• **WHAT YOU SHOULD DO**: Among the lines below, return each one that contains the word "label".
##### PROVIDED RECORDS
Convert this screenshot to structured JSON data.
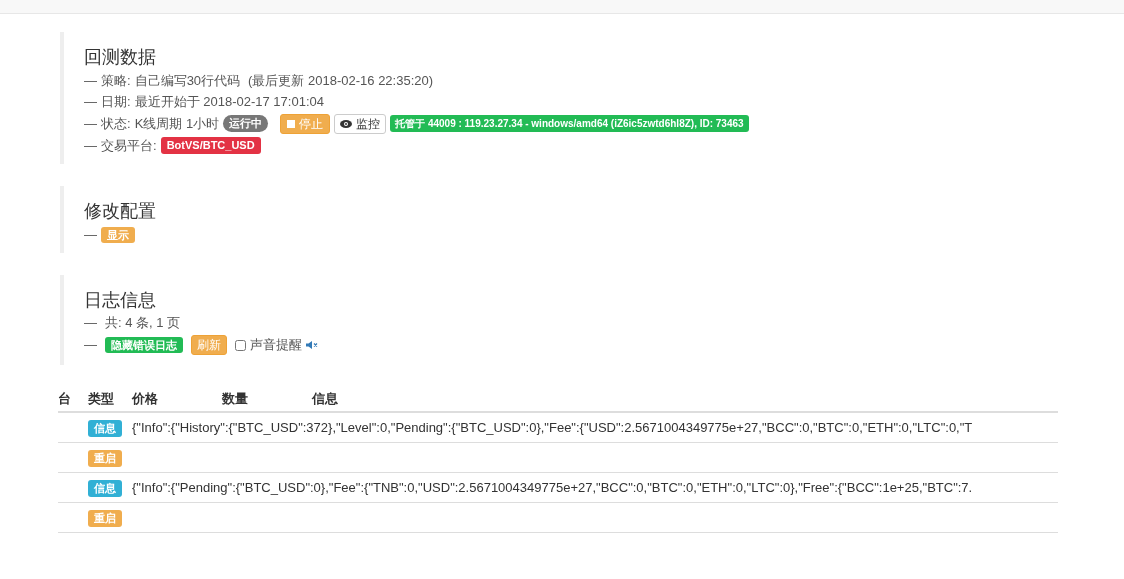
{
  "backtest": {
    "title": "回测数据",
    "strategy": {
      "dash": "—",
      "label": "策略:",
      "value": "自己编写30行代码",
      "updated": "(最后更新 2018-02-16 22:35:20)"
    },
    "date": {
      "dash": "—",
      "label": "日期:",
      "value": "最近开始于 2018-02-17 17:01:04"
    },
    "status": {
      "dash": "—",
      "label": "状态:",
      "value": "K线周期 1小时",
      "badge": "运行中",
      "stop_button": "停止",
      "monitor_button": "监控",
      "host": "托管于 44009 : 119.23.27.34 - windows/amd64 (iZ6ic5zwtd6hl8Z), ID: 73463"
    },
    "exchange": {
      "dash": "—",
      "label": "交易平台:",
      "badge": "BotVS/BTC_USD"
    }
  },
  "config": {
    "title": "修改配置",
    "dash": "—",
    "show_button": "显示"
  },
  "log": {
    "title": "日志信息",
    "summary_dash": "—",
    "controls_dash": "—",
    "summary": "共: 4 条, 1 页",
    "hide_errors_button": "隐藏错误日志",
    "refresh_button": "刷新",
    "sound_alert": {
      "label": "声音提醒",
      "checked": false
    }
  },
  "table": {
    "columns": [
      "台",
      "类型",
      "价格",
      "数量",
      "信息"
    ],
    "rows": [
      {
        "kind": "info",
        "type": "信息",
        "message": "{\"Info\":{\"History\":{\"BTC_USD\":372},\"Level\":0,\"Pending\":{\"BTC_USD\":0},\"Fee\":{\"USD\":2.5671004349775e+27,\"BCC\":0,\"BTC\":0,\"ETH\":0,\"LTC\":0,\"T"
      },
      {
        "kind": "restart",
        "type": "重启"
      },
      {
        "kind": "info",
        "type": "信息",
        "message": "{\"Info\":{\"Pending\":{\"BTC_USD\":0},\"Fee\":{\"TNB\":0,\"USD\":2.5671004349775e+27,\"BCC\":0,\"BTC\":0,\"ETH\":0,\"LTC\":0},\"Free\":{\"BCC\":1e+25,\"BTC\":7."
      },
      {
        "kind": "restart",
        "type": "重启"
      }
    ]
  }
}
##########
• **EXERCISE RESULT**:
      "label": "策略:",
      "label": "日期:",
      "label": "状态:",
      "label": "交易平台:",
      "label": "声音提醒",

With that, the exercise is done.